> [Task item]:
Scan the entries below for "JSON" and copy each line that holds it.

[[ Data under study open ]]

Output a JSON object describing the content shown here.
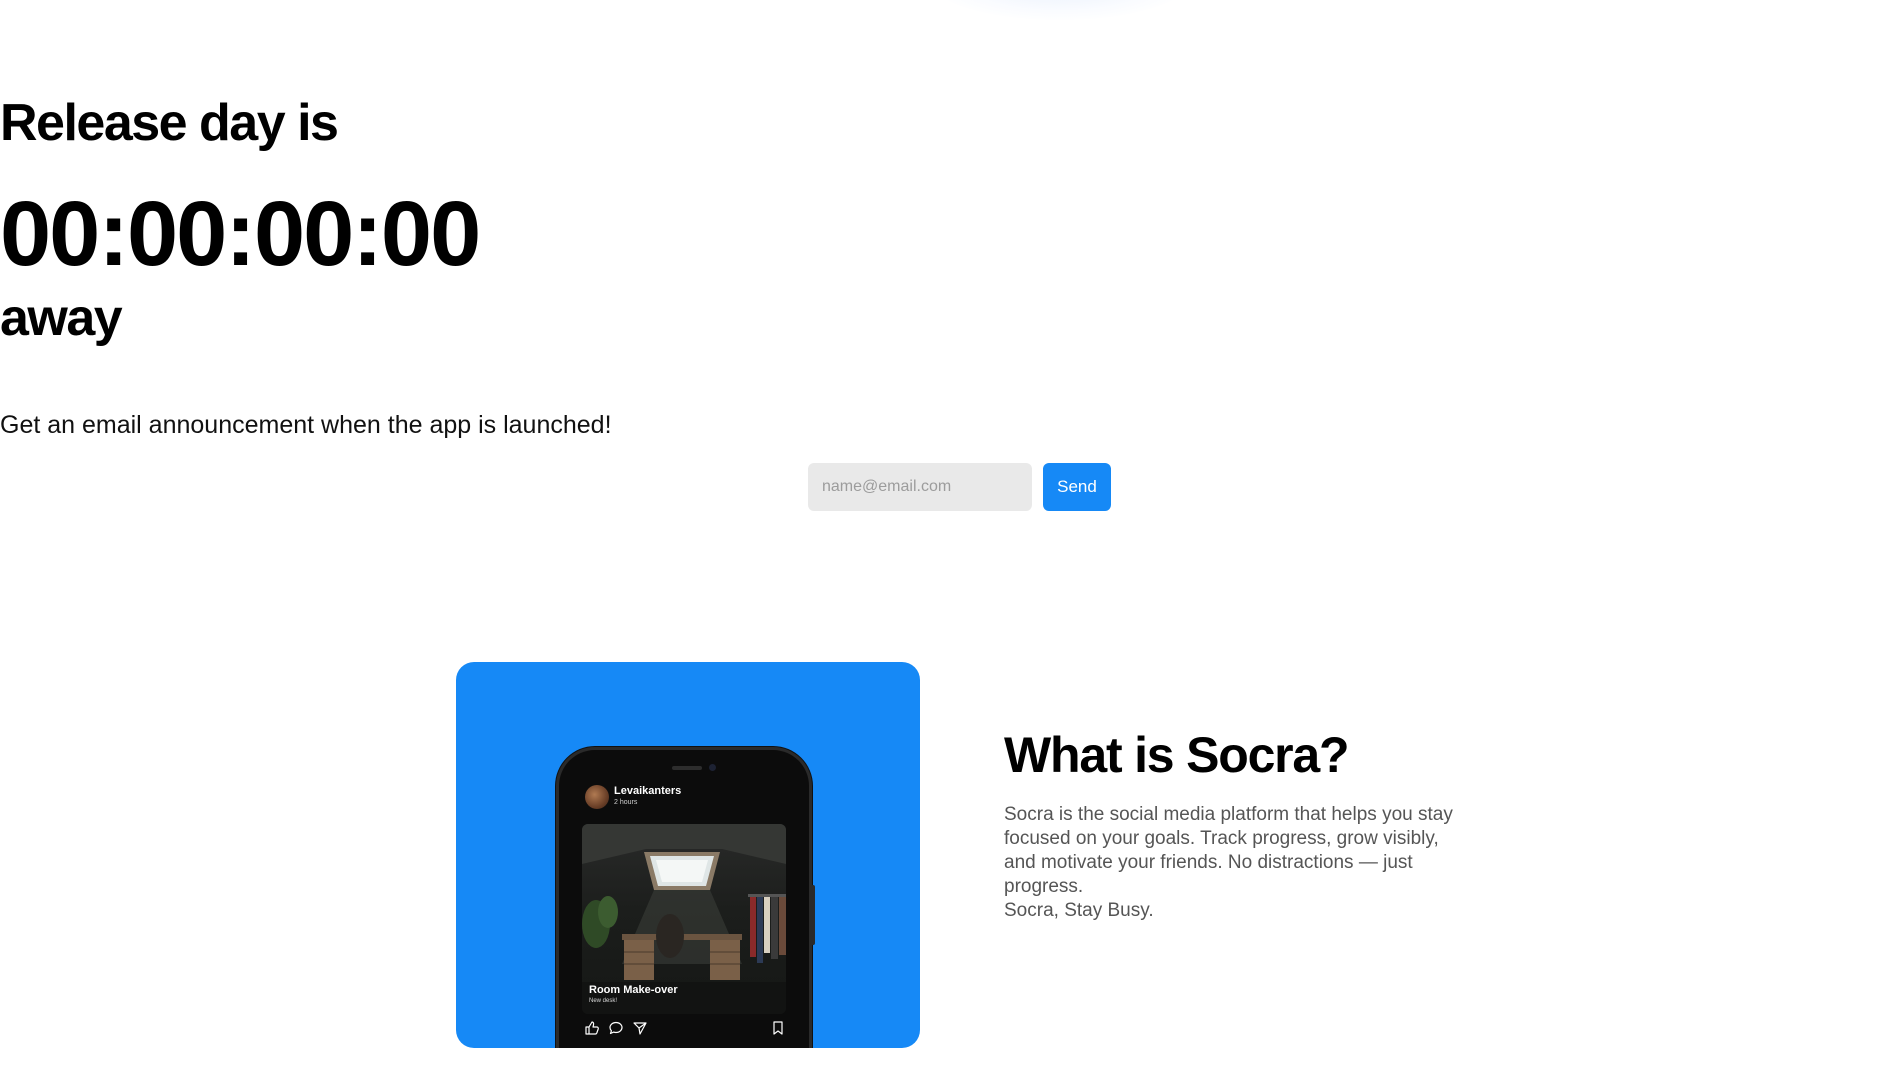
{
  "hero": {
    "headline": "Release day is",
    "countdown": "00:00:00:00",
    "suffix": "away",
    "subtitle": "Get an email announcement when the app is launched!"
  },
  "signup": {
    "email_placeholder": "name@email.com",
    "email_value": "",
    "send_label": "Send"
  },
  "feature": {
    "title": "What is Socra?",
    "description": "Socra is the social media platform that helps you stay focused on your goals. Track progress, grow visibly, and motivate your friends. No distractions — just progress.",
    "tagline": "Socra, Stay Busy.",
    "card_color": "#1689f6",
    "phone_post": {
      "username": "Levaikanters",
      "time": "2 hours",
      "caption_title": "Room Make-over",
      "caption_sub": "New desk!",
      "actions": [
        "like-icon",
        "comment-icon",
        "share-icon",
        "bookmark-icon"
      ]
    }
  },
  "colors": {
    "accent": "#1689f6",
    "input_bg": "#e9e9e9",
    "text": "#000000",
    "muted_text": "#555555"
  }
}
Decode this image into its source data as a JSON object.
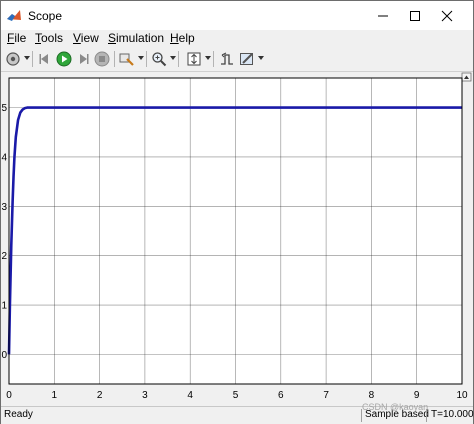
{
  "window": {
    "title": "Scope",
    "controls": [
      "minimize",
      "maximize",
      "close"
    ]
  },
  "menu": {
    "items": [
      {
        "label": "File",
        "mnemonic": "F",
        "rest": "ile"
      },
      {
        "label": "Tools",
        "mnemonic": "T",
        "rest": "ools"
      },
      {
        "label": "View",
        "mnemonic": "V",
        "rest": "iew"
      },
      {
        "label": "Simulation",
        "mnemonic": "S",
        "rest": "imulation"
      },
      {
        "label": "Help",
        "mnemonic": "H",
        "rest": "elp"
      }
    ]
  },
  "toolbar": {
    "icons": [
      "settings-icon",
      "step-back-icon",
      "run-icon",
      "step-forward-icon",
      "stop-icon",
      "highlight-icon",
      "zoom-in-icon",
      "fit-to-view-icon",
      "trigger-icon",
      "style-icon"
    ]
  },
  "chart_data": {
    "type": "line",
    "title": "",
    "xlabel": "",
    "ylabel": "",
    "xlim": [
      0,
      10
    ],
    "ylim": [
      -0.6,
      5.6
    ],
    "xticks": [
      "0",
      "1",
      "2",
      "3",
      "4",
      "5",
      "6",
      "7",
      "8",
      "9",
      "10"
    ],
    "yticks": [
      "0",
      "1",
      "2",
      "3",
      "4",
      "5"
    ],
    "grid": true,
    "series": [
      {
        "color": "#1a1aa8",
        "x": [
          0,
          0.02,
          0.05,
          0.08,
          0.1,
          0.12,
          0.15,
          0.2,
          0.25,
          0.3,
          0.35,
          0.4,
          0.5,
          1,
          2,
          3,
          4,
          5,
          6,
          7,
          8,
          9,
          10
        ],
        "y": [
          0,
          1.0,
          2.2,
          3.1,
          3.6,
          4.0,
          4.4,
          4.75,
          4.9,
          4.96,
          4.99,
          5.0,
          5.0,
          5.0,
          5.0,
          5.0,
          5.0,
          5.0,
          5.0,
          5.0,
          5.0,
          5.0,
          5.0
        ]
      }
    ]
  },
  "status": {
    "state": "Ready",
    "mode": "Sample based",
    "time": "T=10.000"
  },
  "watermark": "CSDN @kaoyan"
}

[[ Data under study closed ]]

> [Task result]:
Output a JSON object describing the content shown here.
Decode this image into its source data as a JSON object.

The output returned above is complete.